“It appeared to me that it was more probable than not that they got these 8,000+ IPv4 addresses by simply creating an arguably fraudulent shell company in Belize and then going cap in hand to LACNIC, claiming that they had a real presence in the Latin & South American region, and then asking for 8,000+ IPv4 addresses,” he said. “So I reported my suspicions to the LACNIC authorities in early November, and as I have only just recently learned, the LACNIC authorities followed up diligently on my report and, it seems, verified my suspicions.”
In October, KrebsOnSecurity covered another revelation by Guilmette about the same group of QAnon and 8chan-related sites that moved to DDoS-Guard: The companies that provided the Internet address space used by the sites were defunct businesses in the eyes of their respective U.S. state regulators. In other words, the American Registry for Internet Numbers (ARIN) — the non-profit which administers IP addresses for entities based in North America — was well within its contract rights to revoke the IP space.
Guilmette brought his findings to ARIN, which declined to act on the complaint and instead referred the matter to state investigatory agencies.
Still, Guilmette’s gadfly efforts to stir things up in the RIR community sometimes do pay off. For example, he spent nearly three years documenting how $50 million worth of the increasingly scarce IPv4 addresses were misappropriated from African companies to dodgy Internet marketing firms.
His complaints about those findings to the African Network Information Centre (AFRINIC) resulted in an investigation that led to the termination of a top AFRINIC executive, who was found to have quietly sold many of the address blocks for personal gain to marketers based in Europe, Asia and elsewhere.

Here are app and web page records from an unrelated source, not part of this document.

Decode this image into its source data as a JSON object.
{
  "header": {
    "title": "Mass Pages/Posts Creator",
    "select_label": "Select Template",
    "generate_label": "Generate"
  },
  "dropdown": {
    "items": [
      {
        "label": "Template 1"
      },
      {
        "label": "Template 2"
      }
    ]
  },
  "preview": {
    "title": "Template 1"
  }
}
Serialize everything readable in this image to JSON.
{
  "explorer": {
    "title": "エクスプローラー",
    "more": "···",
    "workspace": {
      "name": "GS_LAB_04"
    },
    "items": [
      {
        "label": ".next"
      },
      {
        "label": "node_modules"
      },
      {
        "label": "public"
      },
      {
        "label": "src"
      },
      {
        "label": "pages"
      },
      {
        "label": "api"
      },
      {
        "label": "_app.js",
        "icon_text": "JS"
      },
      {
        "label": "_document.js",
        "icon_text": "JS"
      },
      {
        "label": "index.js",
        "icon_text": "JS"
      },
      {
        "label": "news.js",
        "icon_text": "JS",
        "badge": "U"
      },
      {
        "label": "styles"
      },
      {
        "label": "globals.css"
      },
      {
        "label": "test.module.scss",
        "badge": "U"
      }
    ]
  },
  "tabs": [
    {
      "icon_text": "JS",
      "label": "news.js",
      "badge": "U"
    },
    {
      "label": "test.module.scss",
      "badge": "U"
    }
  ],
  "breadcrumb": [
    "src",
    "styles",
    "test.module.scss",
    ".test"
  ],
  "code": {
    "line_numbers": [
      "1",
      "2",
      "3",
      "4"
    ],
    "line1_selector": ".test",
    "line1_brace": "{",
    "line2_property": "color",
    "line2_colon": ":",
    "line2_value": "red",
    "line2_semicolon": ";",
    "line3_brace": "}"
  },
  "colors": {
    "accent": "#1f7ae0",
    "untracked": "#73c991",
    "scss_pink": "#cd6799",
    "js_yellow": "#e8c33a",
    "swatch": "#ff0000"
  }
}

And this week, AFRINIC took the unusual step of officially documenting the extent of the damage wrought by its former employee, and revoking discrete chunks of address space currently being used by marketing firms.
In a detailed report released today (PDF), AFRNIC said its investigation revealed more than 2.3 million IPv4 addresses were “without any lawful authority, misappropriated from AFRINIC’s pool of resources and attributed to organizations without any justification.”
AFRINIC said it began its inquiry in earnest back in March 2019, when it received an application by the U.S. Federal Bureau of Investigation (FBI) about “certain suspicious activities regarding several IPv4 address blocks which it held.” So far, AFRNINIC said it has reclaimed roughly half of the wayward IP address blocks, with the remainder “yet to be reclaimed due to ongoing due diligence.”